He then upped the ante, saying, “Some say that they are going to turn off the satellites that monitor climate. If Trump turns off the climate satellites, California will launch its own damn satellites. We’re going to collect that data!” 

Brown noted his role as president of the University of California Board of Regents and that UC manages the Lawrence and Livermore national laboratories. He said, “As long as the University of California manages those labs, we are not going to have political interference.”

Is JPL the fly in Brown’s ointment?

Unfortunately for Brown, most of the space-based climate science in California is done here in Pasadena at NASA’s Jet Propulsion Laboratory. JPL is not managed by UC but by Caltech, a privately incorporated institution.

JPL pioneered the Atmospheric Infrared Sounder (AIRS) spacecraft, which, under the direction of the late JPL Chief Scientist Mustafa Chahine, reported the association between atmospheric carbon dioxide plumes and their direct link to coal-burning power plants on the Earth. This work was so significant that it was presented to Congress by former Vice President Al Gore. JPL currently manages the AIRS follow-on activity, the Orbiting Carbon Observatory. (Anyone can see the AIRS and OCO data at http://airs.jpl.nasa.gov/ and http://oco.jpl.nasa.gov/).

Would Caltech cower to Trump?

Through its history of managing JPL, Caltech as always been a willing supplicant to federal directives. During the McCarthy era, JPL’s first director, Theodore Von Karman, was harassed repeatedly, without Caltech support, for his youthful association with revolutionary activity in Hungary, his country of origin. Von Karman was the brains behind the Jet Assisted Take Off (JATO) rockets that enabled American aircraft to fly from aircraft carriers in the Pacific to bomb the Japanese heartland.
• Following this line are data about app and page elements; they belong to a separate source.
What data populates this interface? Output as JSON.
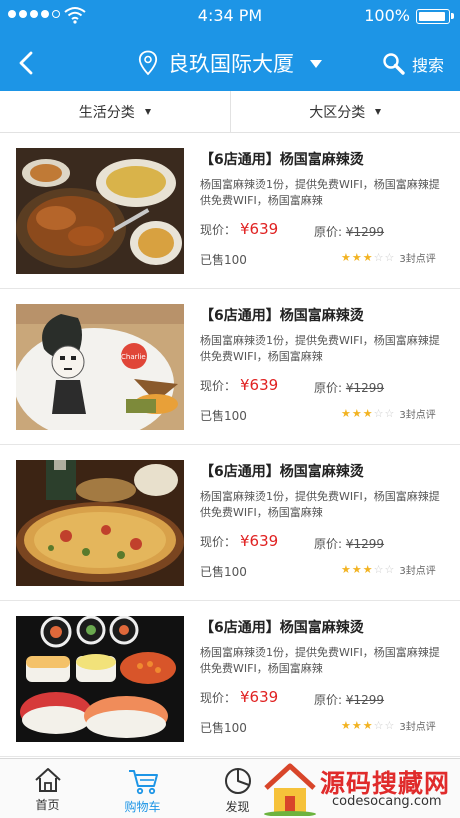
{
  "status": {
    "time": "4:34 PM",
    "battery": "100%"
  },
  "header": {
    "location": "良玖国际大厦",
    "search_label": "搜索"
  },
  "filters": [
    {
      "label": "生活分类"
    },
    {
      "label": "大区分类"
    }
  ],
  "items": [
    {
      "title": "【6店通用】杨国富麻辣烫",
      "desc": "杨国富麻辣烫1份，提供免费WIFI，杨国富麻辣提供免费WIFI，杨国富麻辣",
      "now_label": "现价：",
      "now_price": "¥639",
      "orig_label": "原价:",
      "orig_price": "¥1299",
      "sold": "已售100",
      "stars": 3,
      "reviews": "3封点评"
    },
    {
      "title": "【6店通用】杨国富麻辣烫",
      "desc": "杨国富麻辣烫1份，提供免费WIFI，杨国富麻辣提供免费WIFI，杨国富麻辣",
      "now_label": "现价：",
      "now_price": "¥639",
      "orig_label": "原价:",
      "orig_price": "¥1299",
      "sold": "已售100",
      "stars": 3,
      "reviews": "3封点评"
    },
    {
      "title": "【6店通用】杨国富麻辣烫",
      "desc": "杨国富麻辣烫1份，提供免费WIFI，杨国富麻辣提供免费WIFI，杨国富麻辣",
      "now_label": "现价：",
      "now_price": "¥639",
      "orig_label": "原价:",
      "orig_price": "¥1299",
      "sold": "已售100",
      "stars": 3,
      "reviews": "3封点评"
    },
    {
      "title": "【6店通用】杨国富麻辣烫",
      "desc": "杨国富麻辣烫1份，提供免费WIFI，杨国富麻辣提供免费WIFI，杨国富麻辣",
      "now_label": "现价：",
      "now_price": "¥639",
      "orig_label": "原价:",
      "orig_price": "¥1299",
      "sold": "已售100",
      "stars": 3,
      "reviews": "3封点评"
    }
  ],
  "tabs": [
    {
      "label": "首页"
    },
    {
      "label": "购物车"
    },
    {
      "label": "发现"
    }
  ],
  "watermark": {
    "text": "源码搜藏网",
    "url": "codesocang.com"
  },
  "colors": {
    "header": "#1d95e6",
    "price": "#e02222",
    "star": "#f2b322"
  }
}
Caltech also failed to support JPL’s second director, Frank Malina, when he was accused by witch hunters of the post-World War II period for his political activity while a Caltech student years earlier. Malina pioneered the Army’s WAC corporal rocket program, which first launched scientific payloads into the stratosphere. Malina fled to France where he lived in exile until his death in 1981.

Caltech’s subservience to federal witch hunters continued into the 21st century. Caltech even vindictively punished JPL employees long after the federal government had lost interest in them. In 2013, the National Labor Relations Board (NLRB) severely sanctioned Caltech for its persistent harassment of a group of employees, including myself, who opposed the Bush administration’s personal background snooping related to Homeland Security Presidential Directive No. 12. The NLRB judge categorically dismissed the testimony of Caltech managers stating, “I reject these excuses as created after the fact.”

JPL under UC management

If Brown’s sincere commitment to scientific inquiry free from witch hunts is to be realized in the Trump era, the incoming NASA administrator would have to transfer JPL management from Caltech to UC. This seems unlikely. If NASA refuses, the transfer still might be made through an act of Congress. This would require the efforts of local congressional representatives Adam Schiff and Judy Chu, who represent JPL and Caltech respectively. Both Schiff and Chu profess strong support for science-based climate change research with no political interference.

Brown can have his wish if Chu and Schiff take the initiative. 

Robert M. Nelson is an astrophysicist at the Planetary Science Institute. He is a United States delegate to the International Astronomical Union, a member of the American Astronomical Society, the American Geophysical Union and a NASA selected member of the Cassini Saturn Orbiter Mission. He is also a delegate to the California Democratic Party State Central Committee, a founding member of the Pasadena Foothills Democratic Club and was a delegate to the Democratic National Conventions in 1988, 1992 and 2016.